"Jaaaaack, Jack!" I call.
"Yeah?" his voice a smudge around the edge of the house.
"Jack, COME here," I call. "There's a really weird SPIDER over here."
"Where?" Myra says. Loping around the yard, she circles past my elbow, and peers, her face six inches closer to the ground than I want mine.
"It has a big white thing on it's back," I say. I point, finger conservatively recoiled. We all stare, Jack, now crouched over the general vicinity of my point, his eyes locked on a small robotic body with white mystery sac.
"Oh," he says. "I think that's a wolf spider."
"Oh," I say,
"They carry their egg sacs on their back." It wriggles around a fresh tilled dirt clod.
"Ew," Myra squeaks.
"And then they carry their babies on their backs. They're really good mothers," Jack says. He cups a hand around the spider's path.
"Huh, that's neat," I say.
"Maybe we should move her so no one steps on her," his eyes never leave the spider.
"Oh, she's pretty fast and smart," I say. "I don't think you need to worry."
"Ok," He watches her a moment more then trots back to his garden, a plot carved out of the old wood pile spot. His garden: homemade stakes and trellises, gnarled, but tilted straight, wound together with twine or yarn, plants nestled in the ground like small children and babies, it's the beginning and end of every day for him. He tends them with the love and tenderness I imagine one day he will show a wife.
They're really good mothers. The thought flutters in my mind; that's what he took away from the science book. We pluck the details that compliment our worldview. And they trickle out, tiny exhales of ideas that frame everything. Invisible as emotions and as powerful as gravity: worldview. This is the unfolding of the human mind.
The unfolding of the human mind is far too grand of a thing to entrust to just anyone.
~Charlotte Mason on Home Education
5862. I meet a new and already dear friend for coffee.
5863. We take the full girth of Saturday and plant 120 tomatoes in my part of the garden. Everyone pitches in.
5864. As the day wraps up Craig explains to Jack, "Mommy feels love when you spend TIME with her and talk to her. So when you said you wanted to go help Thad with his garden, she felt sad." Crouched over a tomato row, he looks up, "Oooooh." Revelation and sorrow ripple across his face. And mine: acts-of-service-boy is the exact replica of Craig. Mirth.
5865. Lucy turns eight. Lovely and more self-aware, the blissful-years begin the transformation to complexity, exquisite.
5866. As we celebrate, Joey's enthusiasm for ketchup envelopes hands, face, elbow of the person next to him. When he tumbles off the table bench, I warn his tearful self, "I'm going to hug you, but don't put your face on me." Sweet boy.
5867. Craig and I invest in some wheat berries to try our hand at making actual fresh bread. My cousin surprises us with a grain mill she'll pass on to us.

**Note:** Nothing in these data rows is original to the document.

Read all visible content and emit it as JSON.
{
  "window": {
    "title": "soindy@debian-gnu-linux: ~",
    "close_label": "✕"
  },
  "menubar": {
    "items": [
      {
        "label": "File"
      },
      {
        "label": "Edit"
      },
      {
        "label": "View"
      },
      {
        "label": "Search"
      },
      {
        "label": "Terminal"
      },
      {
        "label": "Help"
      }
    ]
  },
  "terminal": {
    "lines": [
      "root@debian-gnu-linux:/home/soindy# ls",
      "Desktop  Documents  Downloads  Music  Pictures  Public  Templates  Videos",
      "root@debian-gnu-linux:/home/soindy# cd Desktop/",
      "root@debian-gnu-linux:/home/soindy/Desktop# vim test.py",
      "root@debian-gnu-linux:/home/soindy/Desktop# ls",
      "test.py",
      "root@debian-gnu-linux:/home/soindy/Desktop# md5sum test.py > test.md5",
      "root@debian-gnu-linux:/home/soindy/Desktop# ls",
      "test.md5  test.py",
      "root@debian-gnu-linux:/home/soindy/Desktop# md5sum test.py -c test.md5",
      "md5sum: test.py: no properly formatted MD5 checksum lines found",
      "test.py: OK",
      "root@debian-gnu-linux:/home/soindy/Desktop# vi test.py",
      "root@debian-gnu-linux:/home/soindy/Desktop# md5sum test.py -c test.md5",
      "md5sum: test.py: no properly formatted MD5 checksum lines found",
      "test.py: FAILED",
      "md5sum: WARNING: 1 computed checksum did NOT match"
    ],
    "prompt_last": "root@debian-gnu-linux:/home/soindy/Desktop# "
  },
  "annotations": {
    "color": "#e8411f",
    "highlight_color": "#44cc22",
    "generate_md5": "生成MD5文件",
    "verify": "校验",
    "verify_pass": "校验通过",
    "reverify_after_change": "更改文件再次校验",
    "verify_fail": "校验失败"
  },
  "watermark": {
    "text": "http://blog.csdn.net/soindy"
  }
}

5868. We spend some time with Climbers For Christ. The three older kids rock climb a short but impressive section, and we visit with the founder. He and his wife have 12 kids. Best of all they emanate the love of Christ.
5869. I place five additional plates in our cupboard. They're the ones that never break but always seem to be MIA, the favorites. Five more feels like a lot more.

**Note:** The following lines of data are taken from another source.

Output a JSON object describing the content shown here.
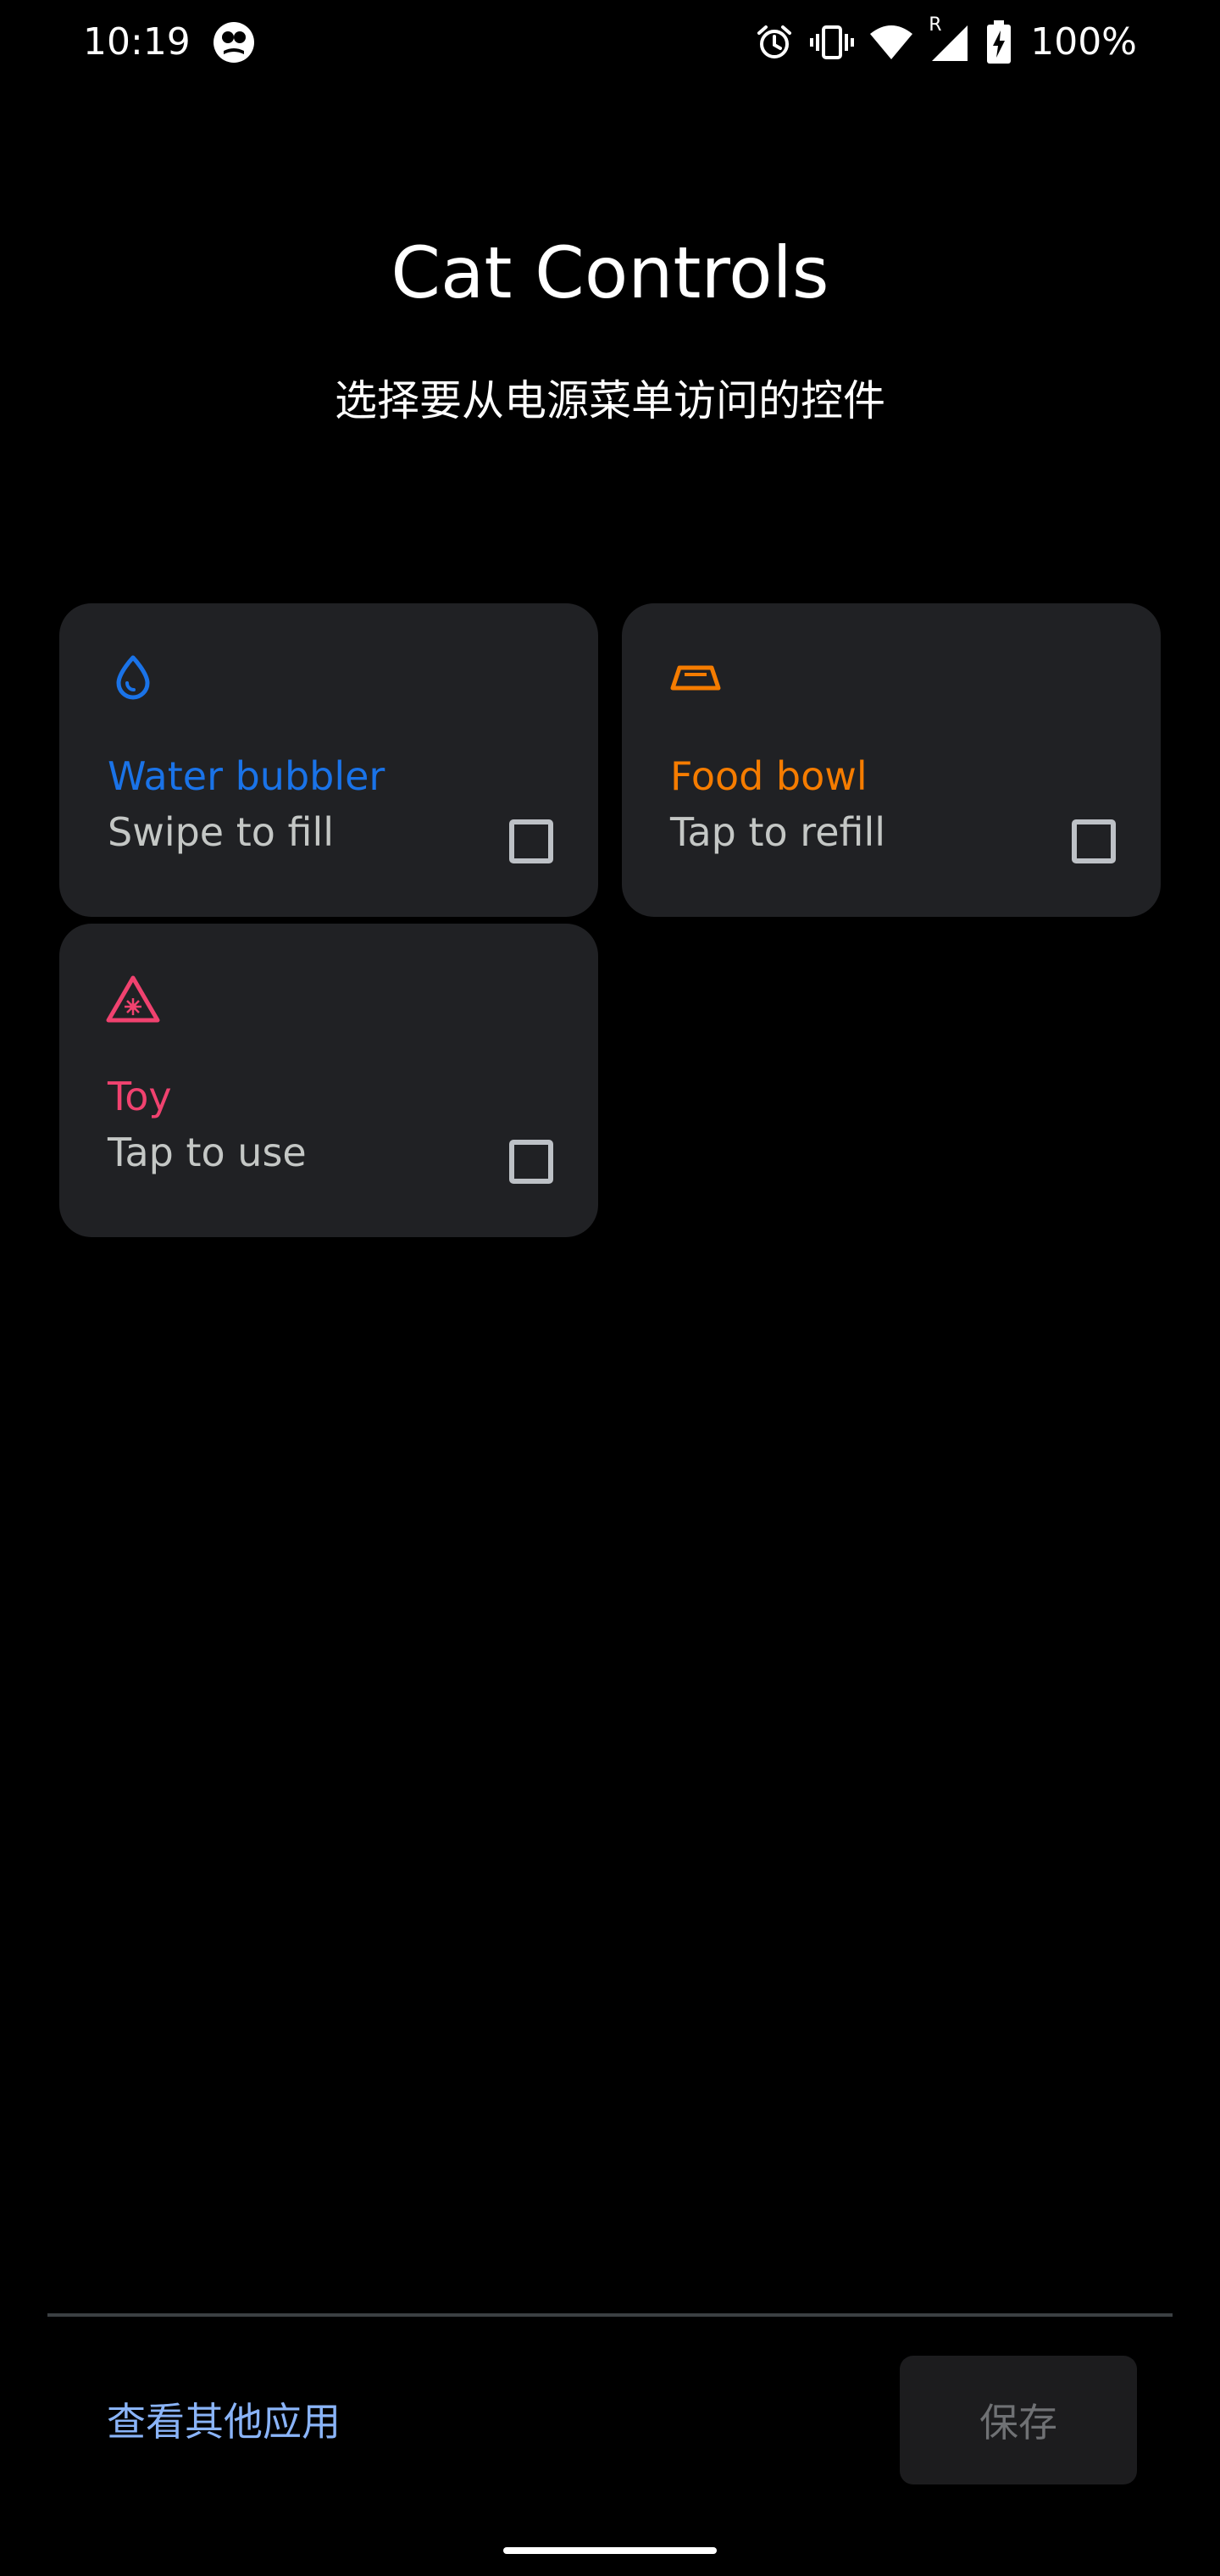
{
  "status_bar": {
    "time": "10:19",
    "app_icon": "incognito-icon",
    "icons": [
      "alarm-icon",
      "vibrate-icon",
      "wifi-icon",
      "signal-roaming-icon",
      "battery-charging-icon"
    ],
    "roaming_label": "R",
    "battery": "100%"
  },
  "header": {
    "title": "Cat Controls",
    "subtitle": "选择要从电源菜单访问的控件"
  },
  "controls": [
    {
      "title": "Water bubbler",
      "subtitle": "Swipe to fill",
      "icon": "water-drop-icon",
      "color": "#1a73e8",
      "checked": false
    },
    {
      "title": "Food bowl",
      "subtitle": "Tap to refill",
      "icon": "food-bowl-icon",
      "color": "#f57c00",
      "checked": false
    },
    {
      "title": "Toy",
      "subtitle": "Tap to use",
      "icon": "laser-warning-icon",
      "color": "#f0426f",
      "checked": false
    }
  ],
  "footer": {
    "other_apps_label": "查看其他应用",
    "save_label": "保存",
    "save_enabled": false
  },
  "colors": {
    "background": "#000000",
    "card": "#202124",
    "link": "#8ab4f8"
  }
}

5870. I make the leap to try stevia in my cooking and get a tiny measuring spoon set to go with it.
5871. Cerissa gives me the recipe for apple-cider-vinegar-lemonade. Rapture! It's so delicious.
5872. I come across a recipe for the world's best coconut brown rice and eat two bowlfuls right out of the pan.
5863. Spring begins to unfurl before us. The old familiar smells and chores fill us with joy. Hours roll by as we work and visit shoulder to shoulder. Phones, TVs, and computers can't seem to find their niche in this world.
5864. Sunday finds us this week with a soft landing. Our house could be tidier, but our hearts are content.